Russia, Kyrgyzstan, Kazakhstan, and Tajikistan, as well as Armenia and Belarus, are also members of an alliance of former Soviet republics known as the Collective Security Treaty Organization, or the CSTO. Within the framework of the CSTO, Moscow has pledged to supply weapons to other member states at Russia’s domestic prices, which are significantly lower than international rates. It is understood that a similar initiative for the SCO could eventually give Russia a competitive edge over future EU arms exports to China.
Surprisingly, Russia advocates closer ties between the SCO and the West. Last week, for example, Russian Foreign Minister Sergei Lavrov called for cooperation between the SCO and NATO. “The CSTO has already initiated [efforts] to establish interaction with NATO,” Lavrov told a press conference following the February 25 SCO ministerial meeting in Astana, Kazakhstan (Interfax, February 25). The meeting also reportedly highlighted plans to sign a nuclear-free zone treaty for Central Asia later this year, but made no mention of other security arrangements, including arms trade.
Although affecting Russia’s interests, the embargo issue largely remains a problem for U.S.-EU-China relations. During his European tour in February 2005, President George W. Bush said there was “deep concern” in the United States that lifting the European Union’s arms embargo against China would change the balance of relations between China and Taiwan. Also in February, the U.S. House of Representatives passed a resolution (411-3) that condemned the European Union’s plans.
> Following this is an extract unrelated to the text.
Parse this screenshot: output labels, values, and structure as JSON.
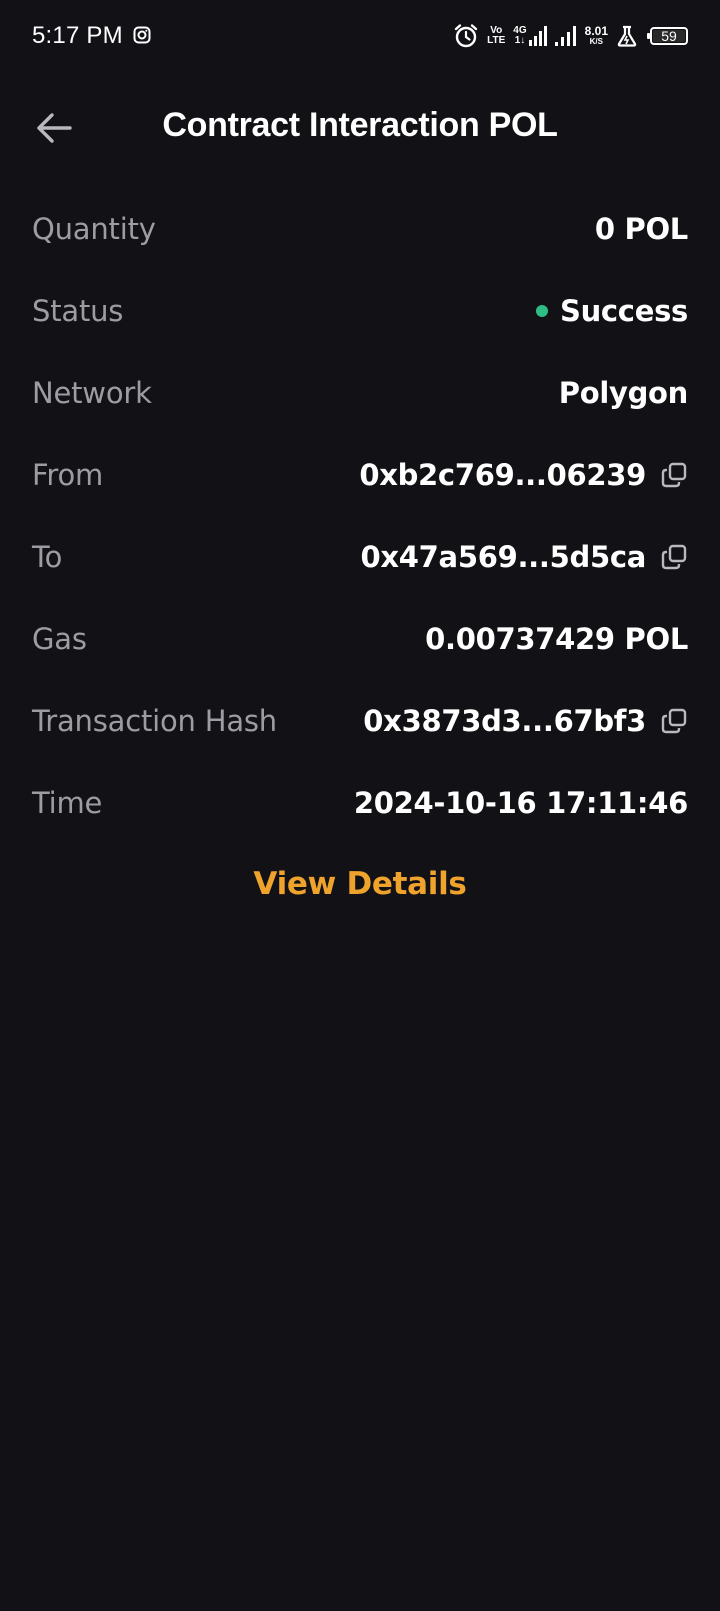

Nonetheless, French President Chirac announced after talks with President Bush that Europe was about to remove “the last obstacles” to its relations with China. On February 22, the Chinese Foreign Ministry indicated that lifting the “erroneous and outdated measure” would help develop China-EU relations.